Make a verbatim copy of all the records.

Page and application data records:
-- Opening Marker --

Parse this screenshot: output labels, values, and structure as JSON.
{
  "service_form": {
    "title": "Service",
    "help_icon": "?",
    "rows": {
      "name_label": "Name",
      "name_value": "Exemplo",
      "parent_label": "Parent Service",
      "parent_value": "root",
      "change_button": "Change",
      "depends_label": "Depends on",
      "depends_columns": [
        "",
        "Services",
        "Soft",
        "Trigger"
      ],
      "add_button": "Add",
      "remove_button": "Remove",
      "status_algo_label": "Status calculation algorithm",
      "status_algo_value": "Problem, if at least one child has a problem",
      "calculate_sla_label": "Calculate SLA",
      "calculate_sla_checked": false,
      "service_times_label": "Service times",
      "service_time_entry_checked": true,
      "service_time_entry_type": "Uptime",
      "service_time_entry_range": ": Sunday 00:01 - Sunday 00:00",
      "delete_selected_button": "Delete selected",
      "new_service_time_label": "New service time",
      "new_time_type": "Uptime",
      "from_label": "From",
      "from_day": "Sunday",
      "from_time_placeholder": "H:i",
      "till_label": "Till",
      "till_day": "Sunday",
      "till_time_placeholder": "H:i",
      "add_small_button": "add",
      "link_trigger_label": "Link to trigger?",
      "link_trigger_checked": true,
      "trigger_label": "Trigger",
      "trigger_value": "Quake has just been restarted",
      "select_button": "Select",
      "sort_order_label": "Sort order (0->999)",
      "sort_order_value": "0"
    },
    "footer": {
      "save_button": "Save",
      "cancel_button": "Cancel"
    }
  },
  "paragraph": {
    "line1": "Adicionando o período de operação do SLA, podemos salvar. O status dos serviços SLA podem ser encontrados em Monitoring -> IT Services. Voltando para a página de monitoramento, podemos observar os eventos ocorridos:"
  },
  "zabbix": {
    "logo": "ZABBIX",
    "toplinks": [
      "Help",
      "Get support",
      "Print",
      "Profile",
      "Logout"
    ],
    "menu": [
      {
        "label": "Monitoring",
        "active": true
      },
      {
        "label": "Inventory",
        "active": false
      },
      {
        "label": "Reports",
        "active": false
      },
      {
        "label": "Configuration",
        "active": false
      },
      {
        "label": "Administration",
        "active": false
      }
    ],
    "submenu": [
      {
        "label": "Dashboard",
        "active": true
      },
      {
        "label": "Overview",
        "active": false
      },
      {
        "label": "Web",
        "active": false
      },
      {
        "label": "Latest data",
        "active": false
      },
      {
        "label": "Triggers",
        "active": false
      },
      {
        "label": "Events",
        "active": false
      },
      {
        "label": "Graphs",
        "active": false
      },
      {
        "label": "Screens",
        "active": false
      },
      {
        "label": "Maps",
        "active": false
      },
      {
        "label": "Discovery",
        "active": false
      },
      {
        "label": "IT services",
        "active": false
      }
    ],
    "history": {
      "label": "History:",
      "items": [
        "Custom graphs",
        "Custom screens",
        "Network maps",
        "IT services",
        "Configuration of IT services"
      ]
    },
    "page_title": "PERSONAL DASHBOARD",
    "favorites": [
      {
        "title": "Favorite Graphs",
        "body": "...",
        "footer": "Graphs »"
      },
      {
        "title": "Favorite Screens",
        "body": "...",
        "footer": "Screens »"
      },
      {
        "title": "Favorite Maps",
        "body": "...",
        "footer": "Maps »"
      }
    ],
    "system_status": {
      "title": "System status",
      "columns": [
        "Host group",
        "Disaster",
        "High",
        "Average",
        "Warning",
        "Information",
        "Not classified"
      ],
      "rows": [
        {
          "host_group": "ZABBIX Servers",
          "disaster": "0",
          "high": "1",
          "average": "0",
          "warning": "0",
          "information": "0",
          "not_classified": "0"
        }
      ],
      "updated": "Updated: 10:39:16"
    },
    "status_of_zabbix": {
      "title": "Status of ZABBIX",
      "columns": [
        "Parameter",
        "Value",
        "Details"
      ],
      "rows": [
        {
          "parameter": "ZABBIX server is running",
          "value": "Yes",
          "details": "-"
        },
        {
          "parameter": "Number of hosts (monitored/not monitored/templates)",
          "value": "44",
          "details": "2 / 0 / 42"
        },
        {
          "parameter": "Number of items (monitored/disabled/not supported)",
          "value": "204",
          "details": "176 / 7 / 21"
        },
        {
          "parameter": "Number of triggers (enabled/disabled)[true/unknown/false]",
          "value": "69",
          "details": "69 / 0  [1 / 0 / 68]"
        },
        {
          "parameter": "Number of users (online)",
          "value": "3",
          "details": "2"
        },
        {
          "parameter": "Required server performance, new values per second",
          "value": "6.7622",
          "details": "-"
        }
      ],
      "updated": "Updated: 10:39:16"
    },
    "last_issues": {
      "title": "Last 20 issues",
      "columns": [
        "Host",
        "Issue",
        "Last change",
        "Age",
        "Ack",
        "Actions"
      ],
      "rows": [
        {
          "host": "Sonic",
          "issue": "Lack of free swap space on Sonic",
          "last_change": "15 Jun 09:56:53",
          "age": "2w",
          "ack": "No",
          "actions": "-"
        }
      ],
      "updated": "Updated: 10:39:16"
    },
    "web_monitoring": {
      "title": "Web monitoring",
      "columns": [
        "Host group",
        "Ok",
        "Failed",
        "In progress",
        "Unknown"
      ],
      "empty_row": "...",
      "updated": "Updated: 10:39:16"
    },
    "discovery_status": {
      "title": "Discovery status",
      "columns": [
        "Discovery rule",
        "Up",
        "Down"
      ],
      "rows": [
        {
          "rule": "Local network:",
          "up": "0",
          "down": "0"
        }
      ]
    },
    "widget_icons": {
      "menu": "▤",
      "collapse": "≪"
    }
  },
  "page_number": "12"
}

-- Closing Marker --

Exercise answer:
Parse this screenshot: output labels, values, and structure as JSON.
{
  "service_form": {
    "title": "Service",
    "help_icon": "?",
    "rows": {
      "name_label": "Name",
      "name_value": "Exemplo",
      "parent_label": "Parent Service",
      "parent_value": "root",
      "change_button": "Change",
      "depends_label": "Depends on",
      "depends_columns": [
        "",
        "Services",
        "Soft",
        "Trigger"
      ],
      "add_button": "Add",
      "remove_button": "Remove",
      "status_algo_label": "Status calculation algorithm",
      "status_algo_value": "Problem, if at least one child has a problem",
      "calculate_sla_label": "Calculate SLA",
      "calculate_sla_checked": false,
      "service_times_label": "Service times",
      "service_time_entry_checked": true,
      "service_time_entry_type": "Uptime",
      "service_time_entry_range": ": Sunday 00:01 - Sunday 00:00",
      "delete_selected_button": "Delete selected",
      "new_service_time_label": "New service time",
      "new_time_type": "Uptime",
      "from_label": "From",
      "from_day": "Sunday",
      "from_time_placeholder": "H:i",
      "till_label": "Till",
      "till_day": "Sunday",
      "till_time_placeholder": "H:i",
      "add_small_button": "add",
      "link_trigger_label": "Link to trigger?",
      "link_trigger_checked": true,
      "trigger_label": "Trigger",
      "trigger_value": "Quake has just been restarted",
      "select_button": "Select",
      "sort_order_label": "Sort order (0->999)",
      "sort_order_value": "0"
    },
    "footer": {
      "save_button": "Save",
      "cancel_button": "Cancel"
    }
  },
  "paragraph": {
    "line1": "Adicionando o período de operação do SLA, podemos salvar. O status dos serviços SLA podem ser encontrados em Monitoring -> IT Services. Voltando para a página de monitoramento, podemos observar os eventos ocorridos:"
  },
  "zabbix": {
    "logo": "ZABBIX",
    "toplinks": [
      "Help",
      "Get support",
      "Print",
      "Profile",
      "Logout"
    ],
    "menu": [
      {
        "label": "Monitoring",
        "active": true
      },
      {
        "label": "Inventory",
        "active": false
      },
      {
        "label": "Reports",
        "active": false
      },
      {
        "label": "Configuration",
        "active": false
      },
      {
        "label": "Administration",
        "active": false
      }
    ],
    "submenu": [
      {
        "label": "Dashboard",
        "active": true
      },
      {
        "label": "Overview",
        "active": false
      },
      {
        "label": "Web",
        "active": false
      },
      {
        "label": "Latest data",
        "active": false
      },
      {
        "label": "Triggers",
        "active": false
      },
      {
        "label": "Events",
        "active": false
      },
      {
        "label": "Graphs",
        "active": false
      },
      {
        "label": "Screens",
        "active": false
      },
      {
        "label": "Maps",
        "active": false
      },
      {
        "label": "Discovery",
        "active": false
      },
      {
        "label": "IT services",
        "active": false
      }
    ],
    "history": {
      "label": "History:",
      "items": [
        "Custom graphs",
        "Custom screens",
        "Network maps",
        "IT services",
        "Configuration of IT services"
      ]
    },
    "page_title": "PERSONAL DASHBOARD",
    "favorites": [
      {
        "title": "Favorite Graphs",
        "body": "...",
        "footer": "Graphs »"
      },
      {
        "title": "Favorite Screens",
        "body": "...",
        "footer": "Screens »"
      },
      {
        "title": "Favorite Maps",
        "body": "...",
        "footer": "Maps »"
      }
    ],
    "system_status": {
      "title": "System status",
      "columns": [
        "Host group",
        "Disaster",
        "High",
        "Average",
        "Warning",
        "Information",
        "Not classified"
      ],
      "rows": [
        {
          "host_group": "ZABBIX Servers",
          "disaster": "0",
          "high": "1",
          "average": "0",
          "warning": "0",
          "information": "0",
          "not_classified": "0"
        }
      ],
      "updated": "Updated: 10:39:16"
    },
    "status_of_zabbix": {
      "title": "Status of ZABBIX",
      "columns": [
        "Parameter",
        "Value",
        "Details"
      ],
      "rows": [
        {
          "parameter": "ZABBIX server is running",
          "value": "Yes",
          "details": "-"
        },
        {
          "parameter": "Number of hosts (monitored/not monitored/templates)",
          "value": "44",
          "details": "2 / 0 / 42"
        },
        {
          "parameter": "Number of items (monitored/disabled/not supported)",
          "value": "204",
          "details": "176 / 7 / 21"
        },
        {
          "parameter": "Number of triggers (enabled/disabled)[true/unknown/false]",
          "value": "69",
          "details": "69 / 0  [1 / 0 / 68]"
        },
        {
          "parameter": "Number of users (online)",
          "value": "3",
          "details": "2"
        },
        {
          "parameter": "Required server performance, new values per second",
          "value": "6.7622",
          "details": "-"
        }
      ],
      "updated": "Updated: 10:39:16"
    },
    "last_issues": {
      "title": "Last 20 issues",
      "columns": [
        "Host",
        "Issue",
        "Last change",
        "Age",
        "Ack",
        "Actions"
      ],
      "rows": [
        {
          "host": "Sonic",
          "issue": "Lack of free swap space on Sonic",
          "last_change": "15 Jun 09:56:53",
          "age": "2w",
          "ack": "No",
          "actions": "-"
        }
      ],
      "updated": "Updated: 10:39:16"
    },
    "web_monitoring": {
      "title": "Web monitoring",
      "columns": [
        "Host group",
        "Ok",
        "Failed",
        "In progress",
        "Unknown"
      ],
      "empty_row": "...",
      "updated": "Updated: 10:39:16"
    },
    "discovery_status": {
      "title": "Discovery status",
      "columns": [
        "Discovery rule",
        "Up",
        "Down"
      ],
      "rows": [
        {
          "rule": "Local network:",
          "up": "0",
          "down": "0"
        }
      ]
    },
    "widget_icons": {
      "menu": "▤",
      "collapse": "≪"
    }
  },
  "page_number": "12"
}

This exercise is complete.